When I was young, my mother took me with her to buy a new Christmas tree. What happened to the last one; your guess is as good as mine. Maybe mice got in it, maybe spiders, maybe the lights were dead, or maybe it just wouldn’t reassemble properly anymore. Whatever the reason was, we needed a new one. My sister and father did not accompany us to Wal-Mart that day.
I wandered along beside the cart as we rolled into the Christmas section. There at the beginning of a shelf was a display tree. It was dark green with lights scattered through it. My little feet stalled in their path, until my mother dragged me along into the tree aisle. There she compared sizes, prices, and with lights already strung in or not, and I did my best not to be bored out of my young mind. Finally, my mother pulled a large box off of the shelf. It didn’t fit entirely in the cart, but enough of it did that it wasn’t impractical. Mom was fairly happy with it as it was on sale. The box had been opened and resealed.
“It was probably a display tree,” she commented to me as we meandered our way towards the checkout. She didn’t offer any explanation as to why it wasn’t anymore.
Days, maybe weeks later, my older sister and I sat before the tree with our Barbies in pre-Christmas joy. Well, at least until I wacked the back of my head on a tree branch. In pain, I hurried to my mother for comfort. She was at her computer as always.
“Do you remember when we got that tree?”
I nodded diligently.
“Well, it was on sale, and it used to be a display tree, but they had to take it down because it was eating children, so you need to be more careful around it, okay?”

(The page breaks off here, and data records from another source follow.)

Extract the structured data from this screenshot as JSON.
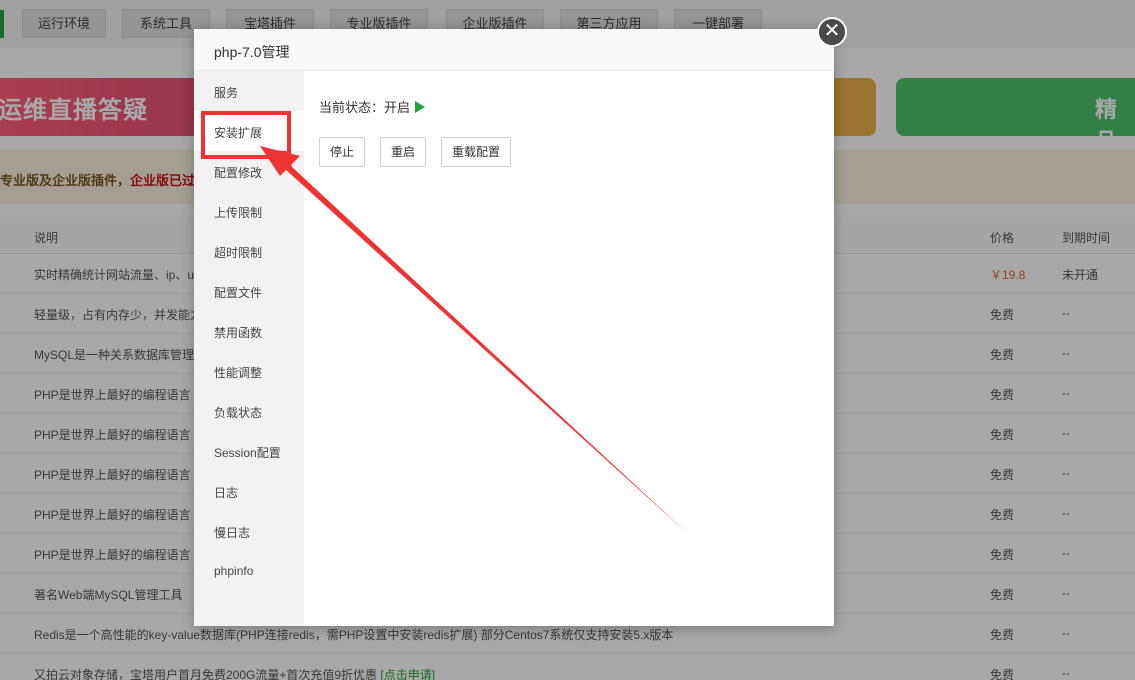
{
  "top_tabs": [
    "运行环境",
    "系统工具",
    "宝塔插件",
    "专业版插件",
    "企业版插件",
    "第三方应用",
    "一键部署"
  ],
  "banners": {
    "left_text": "运维直播答疑",
    "right_text": "精品"
  },
  "notice": {
    "text_start": "专业版及企业版插件，",
    "text_red": "企业版已过期"
  },
  "table": {
    "columns": {
      "desc": "说明",
      "price": "价格",
      "expire": "到期时间"
    },
    "rows": [
      {
        "desc": "实时精确统计网站流量、ip、uv",
        "price": "￥19.8",
        "expire": "未开通"
      },
      {
        "desc": "轻量级，占有内存少，并发能力强",
        "price": "免费",
        "expire": "--"
      },
      {
        "desc": "MySQL是一种关系数据库管理系统",
        "price": "免费",
        "expire": "--"
      },
      {
        "desc": "PHP是世界上最好的编程语言",
        "price": "免费",
        "expire": "--"
      },
      {
        "desc": "PHP是世界上最好的编程语言",
        "price": "免费",
        "expire": "--"
      },
      {
        "desc": "PHP是世界上最好的编程语言",
        "price": "免费",
        "expire": "--"
      },
      {
        "desc": "PHP是世界上最好的编程语言",
        "price": "免费",
        "expire": "--"
      },
      {
        "desc": "PHP是世界上最好的编程语言",
        "price": "免费",
        "expire": "--"
      },
      {
        "desc": "著名Web端MySQL管理工具",
        "price": "免费",
        "expire": "--"
      },
      {
        "desc": "Redis是一个高性能的key-value数据库(PHP连接redis，需PHP设置中安装redis扩展) 部分Centos7系统仅支持安装5.x版本",
        "price": "免费",
        "expire": "--"
      },
      {
        "desc": "又拍云对象存储，宝塔用户首月免费200G流量+首次充值9折优惠 ",
        "link": "[点击申请]",
        "price": "免费",
        "expire": "--"
      }
    ]
  },
  "modal": {
    "title": "php-7.0管理",
    "close_glyph": "✕",
    "side_items": [
      "服务",
      "安装扩展",
      "配置修改",
      "上传限制",
      "超时限制",
      "配置文件",
      "禁用函数",
      "性能调整",
      "负载状态",
      "Session配置",
      "日志",
      "慢日志",
      "phpinfo"
    ],
    "active_index": 1,
    "status_label": "当前状态：",
    "status_value": "开启",
    "buttons": {
      "stop": "停止",
      "restart": "重启",
      "reload": "重载配置"
    }
  },
  "colors": {
    "accent_green": "#20a53a",
    "annotation_red": "#ee3333",
    "price_red": "#e95f2b"
  },
  "icons": {
    "status": "play-icon",
    "close": "close-icon",
    "annotation": "arrow-annotation"
  }
}
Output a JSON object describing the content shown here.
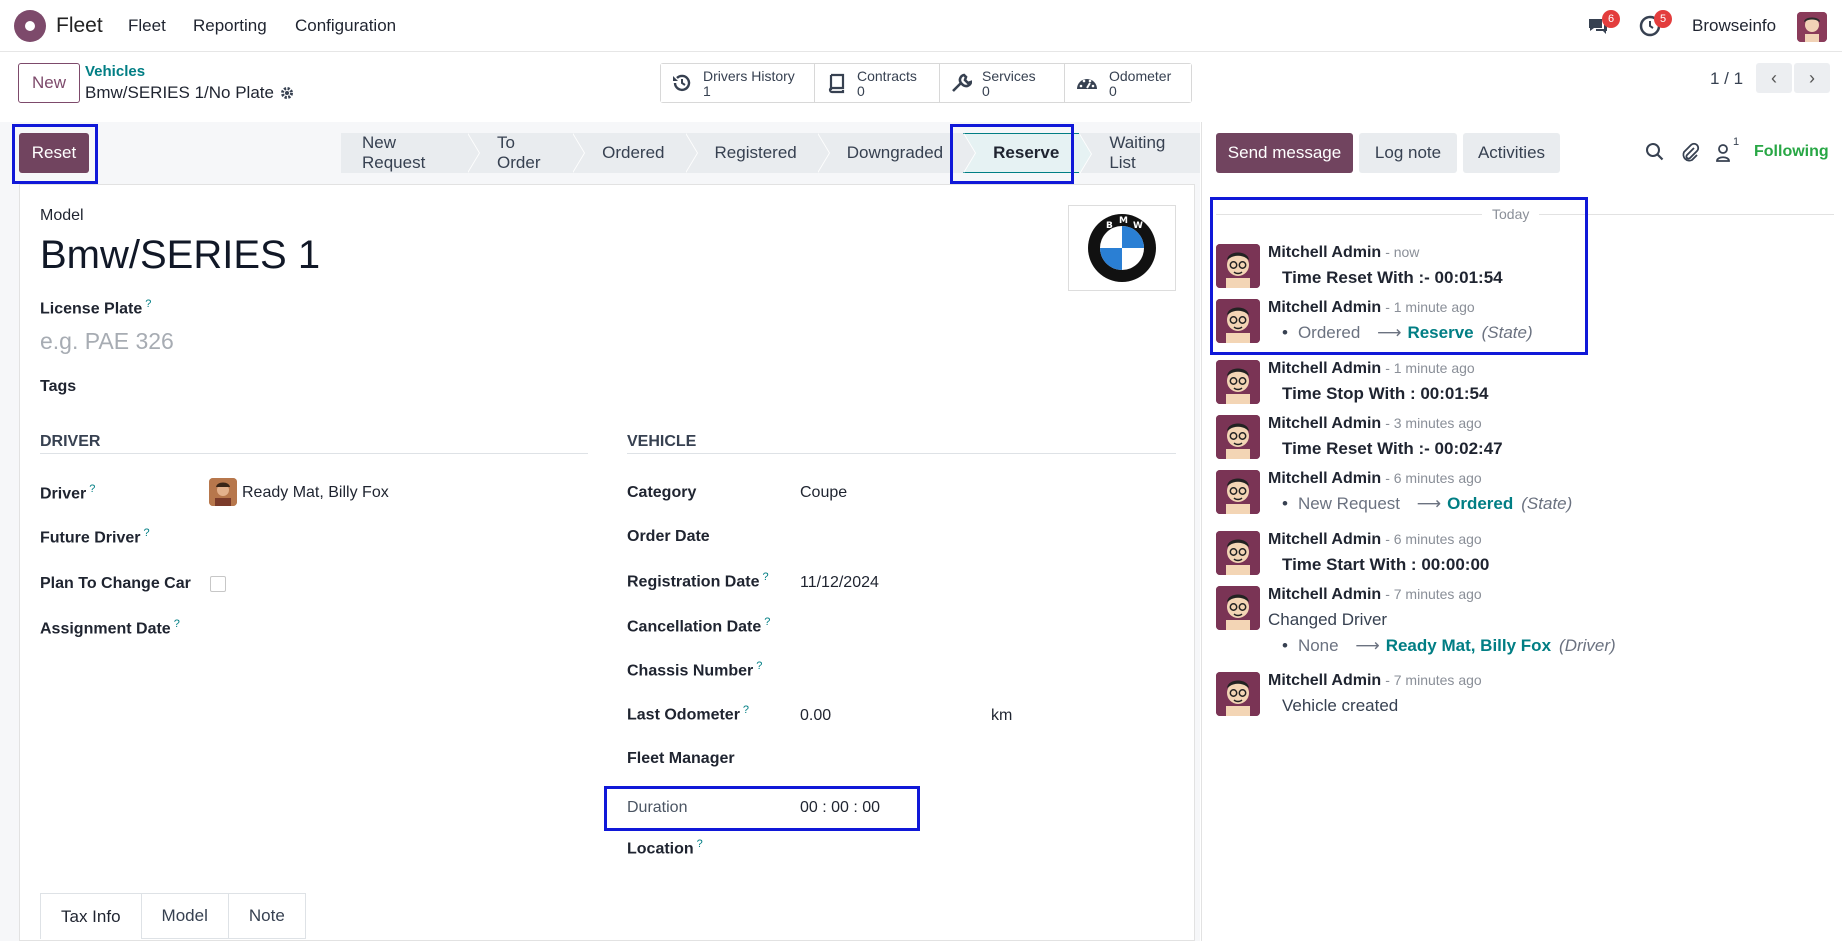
{
  "topbar": {
    "app_name": "Fleet",
    "menu": [
      "Fleet",
      "Reporting",
      "Configuration"
    ],
    "messages_badge": "6",
    "activities_badge": "5",
    "user_name": "Browseinfo"
  },
  "control": {
    "new_label": "New",
    "breadcrumb_parent": "Vehicles",
    "breadcrumb_current": "Bmw/SERIES 1/No Plate",
    "smart_buttons": [
      {
        "label": "Drivers History",
        "value": "1"
      },
      {
        "label": "Contracts",
        "value": "0"
      },
      {
        "label": "Services",
        "value": "0"
      },
      {
        "label": "Odometer",
        "value": "0"
      }
    ],
    "pager": "1 / 1"
  },
  "statusbar": {
    "reset_label": "Reset",
    "stages": [
      "New Request",
      "To Order",
      "Ordered",
      "Registered",
      "Downgraded",
      "Reserve",
      "Waiting List"
    ],
    "active_stage": "Reserve"
  },
  "form": {
    "model_label": "Model",
    "model_value": "Bmw/SERIES 1",
    "license_plate_label": "License Plate",
    "license_plate_placeholder": "e.g. PAE 326",
    "tags_label": "Tags",
    "driver_group_title": "DRIVER",
    "vehicle_group_title": "VEHICLE",
    "driver_label": "Driver",
    "driver_value": "Ready Mat, Billy Fox",
    "future_driver_label": "Future Driver",
    "plan_change_label": "Plan To Change Car",
    "assignment_date_label": "Assignment Date",
    "category_label": "Category",
    "category_value": "Coupe",
    "order_date_label": "Order Date",
    "registration_date_label": "Registration Date",
    "registration_date_value": "11/12/2024",
    "cancellation_date_label": "Cancellation Date",
    "chassis_label": "Chassis Number",
    "odometer_label": "Last Odometer",
    "odometer_value": "0.00",
    "odometer_unit": "km",
    "fleet_manager_label": "Fleet Manager",
    "duration_label": "Duration",
    "duration_value": "00 : 00 : 00",
    "location_label": "Location",
    "help_mark": "?",
    "tabs": [
      "Tax Info",
      "Model",
      "Note"
    ]
  },
  "chatter": {
    "send_message": "Send message",
    "log_note": "Log note",
    "activities": "Activities",
    "followers_count": "1",
    "following": "Following",
    "today": "Today",
    "messages": [
      {
        "author": "Mitchell Admin",
        "date": "- now",
        "body": "Time Reset With :- 00:01:54"
      },
      {
        "author": "Mitchell Admin",
        "date": "- 1 minute ago",
        "old": "Ordered",
        "new": "Reserve",
        "field": "(State)"
      },
      {
        "author": "Mitchell Admin",
        "date": "- 1 minute ago",
        "body": "Time Stop With : 00:01:54"
      },
      {
        "author": "Mitchell Admin",
        "date": "- 3 minutes ago",
        "body": "Time Reset With :- 00:02:47"
      },
      {
        "author": "Mitchell Admin",
        "date": "- 6 minutes ago",
        "old": "New Request",
        "new": "Ordered",
        "field": "(State)"
      },
      {
        "author": "Mitchell Admin",
        "date": "- 6 minutes ago",
        "body": "Time Start With : 00:00:00"
      },
      {
        "author": "Mitchell Admin",
        "date": "- 7 minutes ago",
        "plain": "Changed Driver",
        "old": "None",
        "new": "Ready Mat, Billy Fox",
        "field": "(Driver)"
      },
      {
        "author": "Mitchell Admin",
        "date": "- 7 minutes ago",
        "vc": "Vehicle created"
      }
    ]
  }
}
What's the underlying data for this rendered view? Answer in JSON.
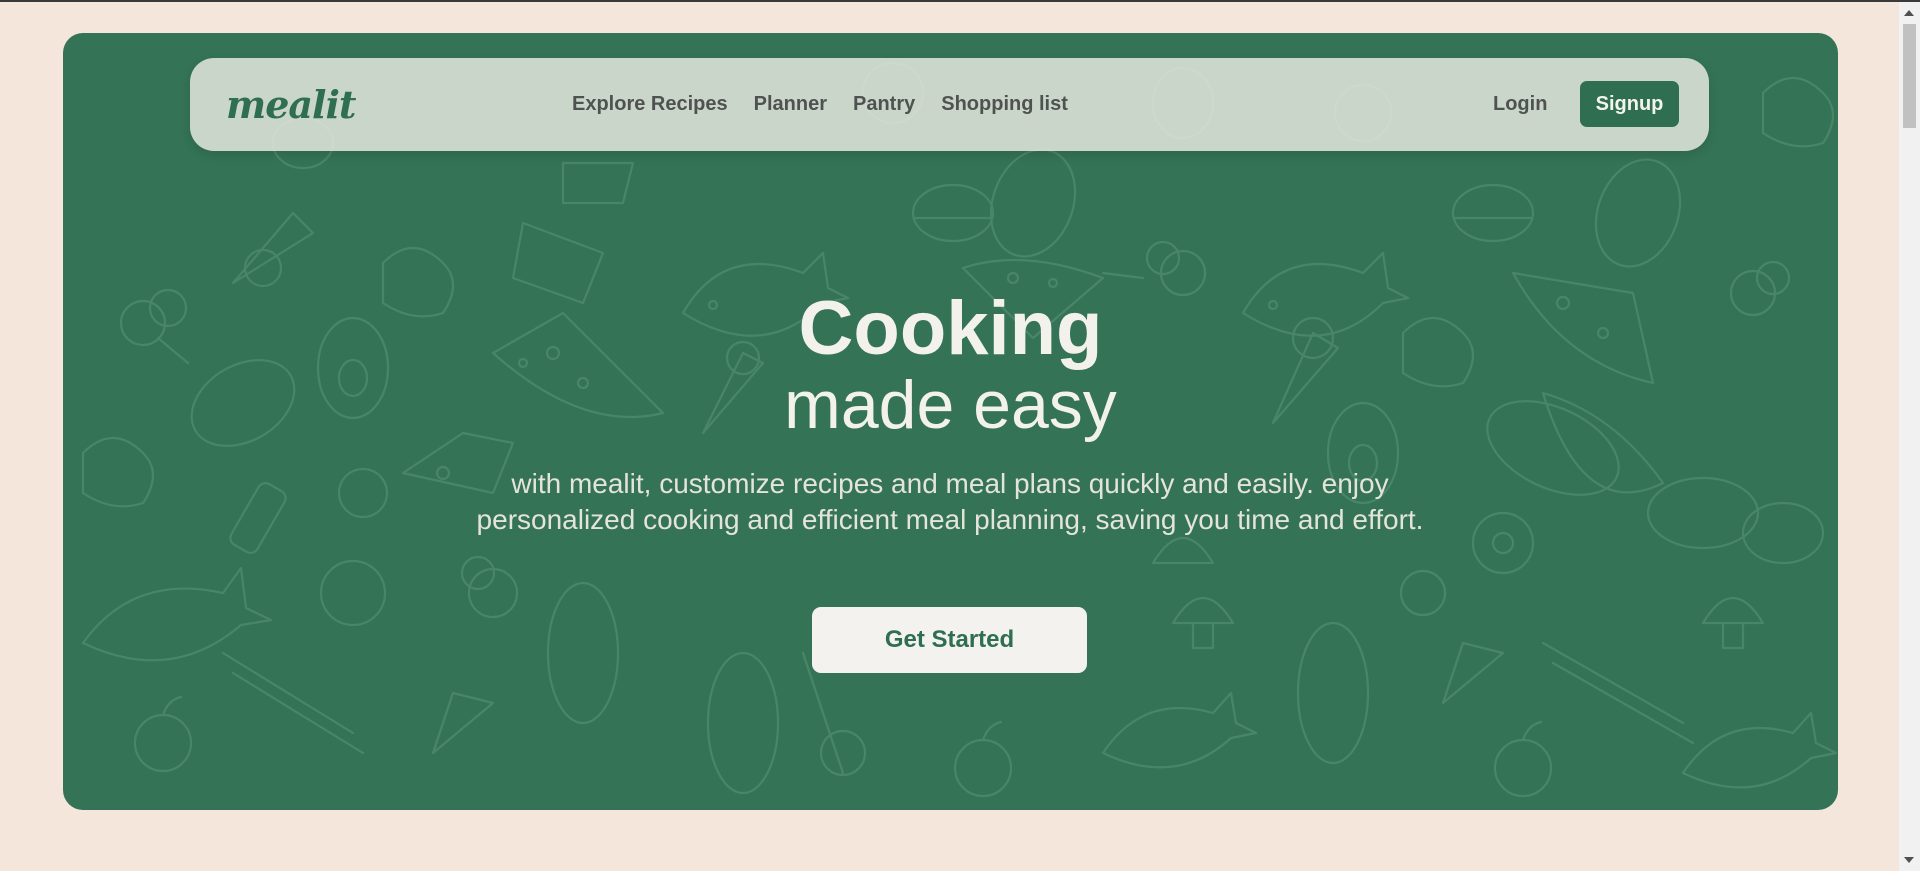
{
  "brand": {
    "logo": "mealit"
  },
  "nav": {
    "links": [
      {
        "label": "Explore Recipes"
      },
      {
        "label": "Planner"
      },
      {
        "label": "Pantry"
      },
      {
        "label": "Shopping list"
      }
    ],
    "login_label": "Login",
    "signup_label": "Signup"
  },
  "hero": {
    "headline_bold": "Cooking",
    "headline_light": "made easy",
    "subtext": "with mealit, customize recipes and meal plans quickly and easily. enjoy personalized cooking and efficient meal planning, saving you time and effort.",
    "cta_label": "Get Started",
    "background_pattern": "food-doodles"
  },
  "colors": {
    "page_background": "#f5e6dc",
    "hero_green": "#347356",
    "brand_green": "#2f6e50",
    "nav_background": "#ecece4",
    "headline_text": "#f3f1ec"
  }
}
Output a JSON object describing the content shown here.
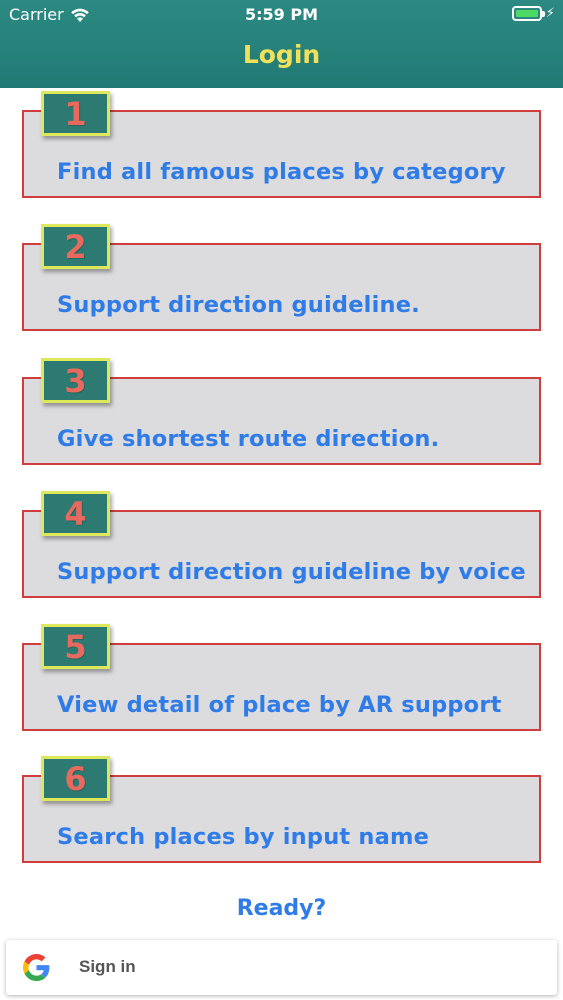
{
  "status_bar": {
    "carrier": "Carrier",
    "time": "5:59 PM",
    "battery_level": 0.85,
    "battery_color": "#4cd964"
  },
  "header": {
    "title": "Login",
    "background": "#217a73",
    "title_color": "#f1e05a"
  },
  "features": [
    {
      "number": "1",
      "text": "Find all famous places by category"
    },
    {
      "number": "2",
      "text": "Support direction guideline."
    },
    {
      "number": "3",
      "text": "Give shortest route direction."
    },
    {
      "number": "4",
      "text": "Support direction guideline by voice"
    },
    {
      "number": "5",
      "text": "View detail of place by AR support"
    },
    {
      "number": "6",
      "text": "Search places by input name"
    }
  ],
  "ready_label": "Ready?",
  "signin": {
    "icon": "google-icon",
    "label": "Sign in"
  },
  "colors": {
    "card_background": "#dcdbdd",
    "card_border": "#cf3d3d",
    "badge_background": "#2c7a72",
    "badge_border": "#dde85a",
    "badge_number": "#e8695d",
    "feature_text": "#2f7ce8"
  }
}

I nodded again.
Not long after, she wrote of this very incident, concluding it with “I love kids. (They taste wonderful!)”.